Mood disorders in the elderly: prevalence, functional impact, and management challenges
MetadataShow full item record

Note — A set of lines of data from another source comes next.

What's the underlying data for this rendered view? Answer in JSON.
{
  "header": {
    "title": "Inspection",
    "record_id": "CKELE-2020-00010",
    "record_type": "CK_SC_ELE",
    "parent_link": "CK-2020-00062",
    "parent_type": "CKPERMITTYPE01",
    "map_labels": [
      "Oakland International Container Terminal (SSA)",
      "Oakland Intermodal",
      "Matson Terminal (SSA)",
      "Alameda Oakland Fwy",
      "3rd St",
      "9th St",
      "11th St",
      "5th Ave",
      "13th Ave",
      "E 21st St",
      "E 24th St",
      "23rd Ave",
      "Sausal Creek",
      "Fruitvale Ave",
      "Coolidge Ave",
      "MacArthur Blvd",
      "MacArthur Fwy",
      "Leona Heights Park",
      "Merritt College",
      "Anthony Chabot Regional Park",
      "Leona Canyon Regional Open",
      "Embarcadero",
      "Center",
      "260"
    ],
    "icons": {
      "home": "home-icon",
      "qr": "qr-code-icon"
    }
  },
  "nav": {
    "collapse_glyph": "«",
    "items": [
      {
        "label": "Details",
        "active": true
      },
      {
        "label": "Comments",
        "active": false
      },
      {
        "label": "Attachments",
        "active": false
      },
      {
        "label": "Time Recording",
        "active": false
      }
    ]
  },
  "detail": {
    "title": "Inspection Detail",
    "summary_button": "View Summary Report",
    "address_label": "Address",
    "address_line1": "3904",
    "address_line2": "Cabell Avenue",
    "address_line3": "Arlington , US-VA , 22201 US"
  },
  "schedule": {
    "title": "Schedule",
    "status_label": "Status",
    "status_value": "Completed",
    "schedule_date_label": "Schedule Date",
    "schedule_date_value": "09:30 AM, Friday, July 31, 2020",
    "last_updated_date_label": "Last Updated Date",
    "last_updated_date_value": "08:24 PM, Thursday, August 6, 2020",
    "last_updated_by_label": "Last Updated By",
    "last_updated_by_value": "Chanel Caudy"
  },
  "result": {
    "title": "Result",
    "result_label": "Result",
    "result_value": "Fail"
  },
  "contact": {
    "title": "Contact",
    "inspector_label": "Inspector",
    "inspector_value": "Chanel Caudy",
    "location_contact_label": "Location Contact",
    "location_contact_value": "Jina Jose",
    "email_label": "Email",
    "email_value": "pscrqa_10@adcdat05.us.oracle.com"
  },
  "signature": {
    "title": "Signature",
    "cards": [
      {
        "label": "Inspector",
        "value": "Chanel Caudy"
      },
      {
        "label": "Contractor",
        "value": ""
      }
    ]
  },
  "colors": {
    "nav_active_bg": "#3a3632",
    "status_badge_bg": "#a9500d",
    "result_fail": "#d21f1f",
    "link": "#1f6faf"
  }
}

Despite the lower prevalence of severe mood disorders in the elderly as compared to younger adults, late-life depression and bipolar disorder (BD) are more strongly associated with negative outcomes related to the presence of medical comorbidities, cognitive deficits, and increased suicide risk and overall mortality. The mechanisms that contribute to these associations are probably multifactorial, involving pathological factors related directly and indirectly to the disease itself, ranging from biological to psychosocial factors. Most of the accumulated knowledge on the nature of these associations derives from naturalistic and observational studies, and controlled data are still scarce. Nonetheless, there has clearly been a recent growth of the scientific interest on late-life BD and geriatric depression. In the present study, we review the most relevant studies on prevalence, clinical presentation, and cognitive/functional impact of mood disorders in elderly. Several clinical-epidemiological studies were dedicated to the study of the prevalence of mood disorders in old age in distinct settings; however, fewer studies investigated the underlying neurobiological findings and treatment specificities in late-life depression and BD. In the present study, we further discuss the implications of these findings on the management of mood disorders in older adults.